I previously wrote a blog post about how I wasn’t going to potty train my 2 year old and I am now happy to say that our lovely little bundle of fun is not wearing nappies during the day any more. He is 3 and a half years old and due to start school in September shortly after he turns 4 so it does come as a welcome relief.
A new Change4LIfe campaign has been launched in the UK regarding the choice of healthier snacks for children which aims to help combat childhood obesity and reduce the daily intake of sugar.
From a dentists point of view this is great! We really want kids to have less sugar, especially as the number of tooth extractions on children under the age of four is steadily increasing (further info)
So how much sugar is too much?

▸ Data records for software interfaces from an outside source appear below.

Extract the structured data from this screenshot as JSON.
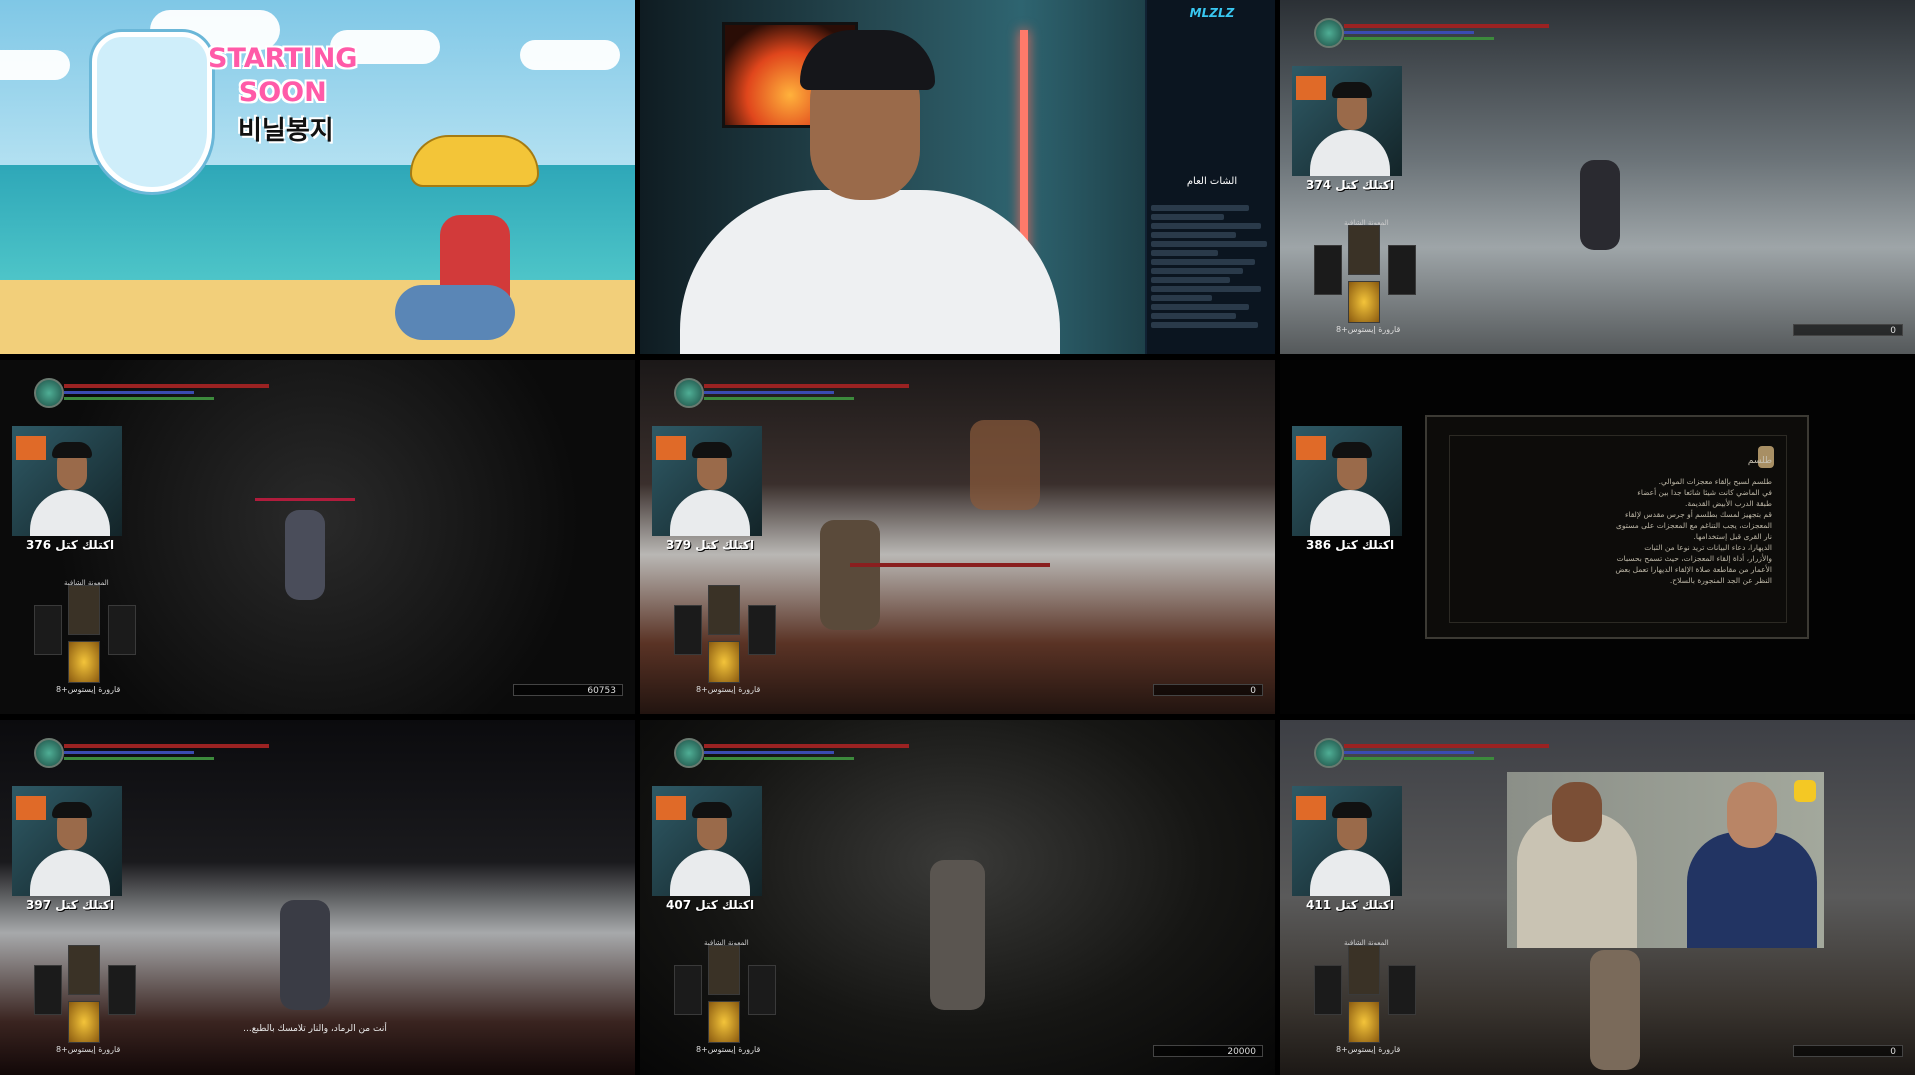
{
  "tile1": {
    "logo_line1": "STARTING",
    "logo_line2": "SOON",
    "logo_korean": "비닐봉지"
  },
  "tile2": {
    "chat_brand": "MLZLZ",
    "chat_title": "الشات العام"
  },
  "tiles": [
    {
      "kill": "اكتلك كتل 374",
      "souls": "0",
      "equip_title": "المعونة الشافية",
      "flask": "قارورة إيستوس+8"
    },
    {
      "kill": "اكتلك كتل 376",
      "souls": "60753",
      "equip_title": "المعونة الشافية",
      "flask": "قارورة إيستوس+8"
    },
    {
      "kill": "اكتلك كتل 379",
      "souls": "0",
      "equip_title": "",
      "flask": "قارورة إيستوس+8"
    },
    {
      "kill": "اكتلك كتل 386"
    },
    {
      "kill": "اكتلك كتل 397",
      "souls": "",
      "equip_title": "",
      "flask": "قارورة إيستوس+8",
      "subtitle": "أنت من الرماد، والنار تلامسك بالطبع..."
    },
    {
      "kill": "اكتلك كتل 407",
      "souls": "20000",
      "equip_title": "المعونة الشافية",
      "flask": "قارورة إيستوس+8"
    },
    {
      "kill": "اكتلك كتل 411",
      "souls": "0",
      "equip_title": "المعونة الشافية",
      "flask": "قارورة إيستوس+8"
    }
  ],
  "item_desc": {
    "title": "طلسم",
    "lines": [
      "طلسم لسبح بإلقاء معجزات الموالي.",
      "في الماضي كانت شيئا شائعا جدا بين أعضاء",
      "طبقة الدرب الأبيض القديمة.",
      "قم بتجهيز لمسك بطلسم أو جرس مقدس لإلقاء",
      "المعجزات، يجب التناغم مع المعجزات على مستوى",
      "نار القرى قبل إستخدامها.",
      "الديهارا، دعاء البيانات تريد نوعا من الثبات",
      "والأزرار، أداة إلقاء المعجزات، حيث تسمح بحسبات",
      "الأعمار من مقاطعة صلاة الإلقاء الديهارا تعمل بعض",
      "النظر عن الجد المنجورة بالسلاح."
    ]
  }
}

I am a dentist as well as being a mum and as such I will not be denying my son any involvement in the fun of Halloween. I’m not likely to take him out ‘trick or treating’ this year purely because I won’t get back from work in time but it is definitely something he will be able to take part with in the future.

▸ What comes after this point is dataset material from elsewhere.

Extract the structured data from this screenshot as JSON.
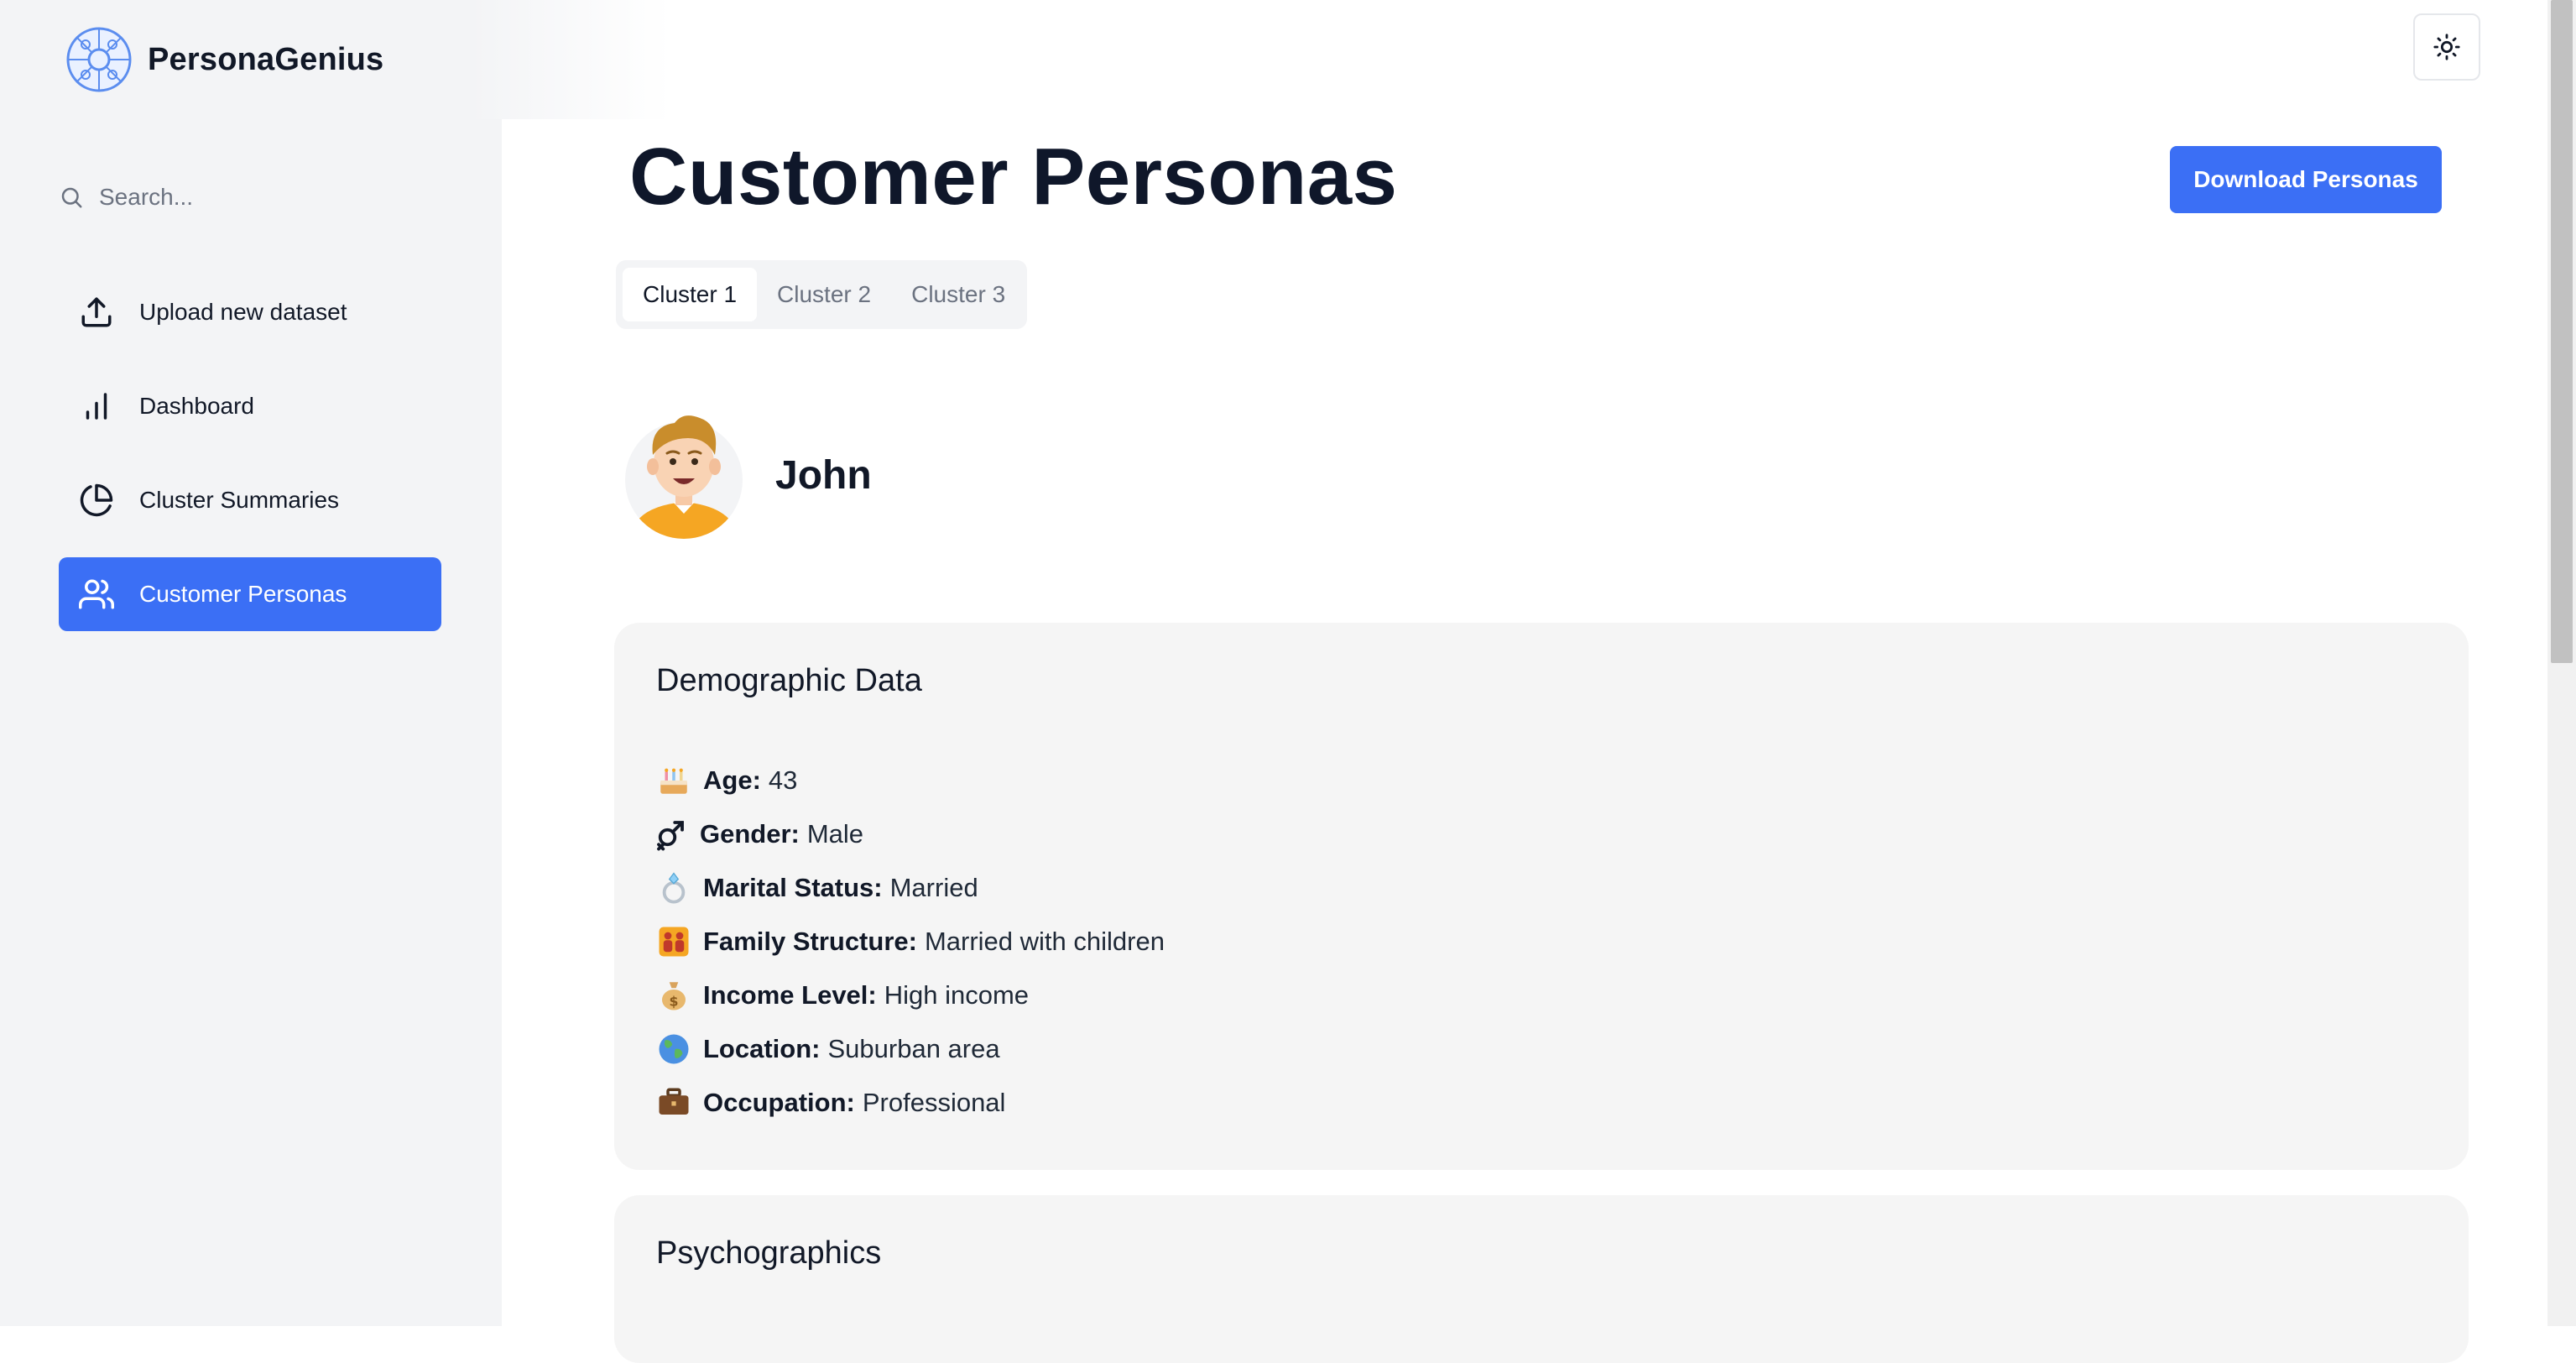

Children’s teeth fall out don’t they? So why do we need to look after them? Kids get a second set, a second chance to have clean and healthy teeth so why do we need to invest our valuable time looking after baby teeth that will be replaced anyway?
Those baby teeth are precious and a whole host of problems can develop if they are not looked after from birth.
Looking after your teeth is essential at all times but it is of particular importance when you’re pregnant. Many people blame pregnancy for the deterioration of their gum health, the development of cavities and even the loss of teeth and this may be true, indirectly. It is likely that the increase in dental health problems during and after pregnancy are probably due to a change in oral health habits and diet during pregnancy and therefore is entirely preventable.
Read on to find out how you can prevent your own dental problems from developing as a result of pregnancy.
We all know that looking after our children’s teeth from a young age is important but it often feels like a struggle. Especially if you have a wriggly, resistant two year old who sounds like they are being murdered any time you try to get a toothbrush near them (trust me! I know what this is like).
As a dentist (as well as a mum) I want to share a few tips and products that I have found useful and that may be helpful for you.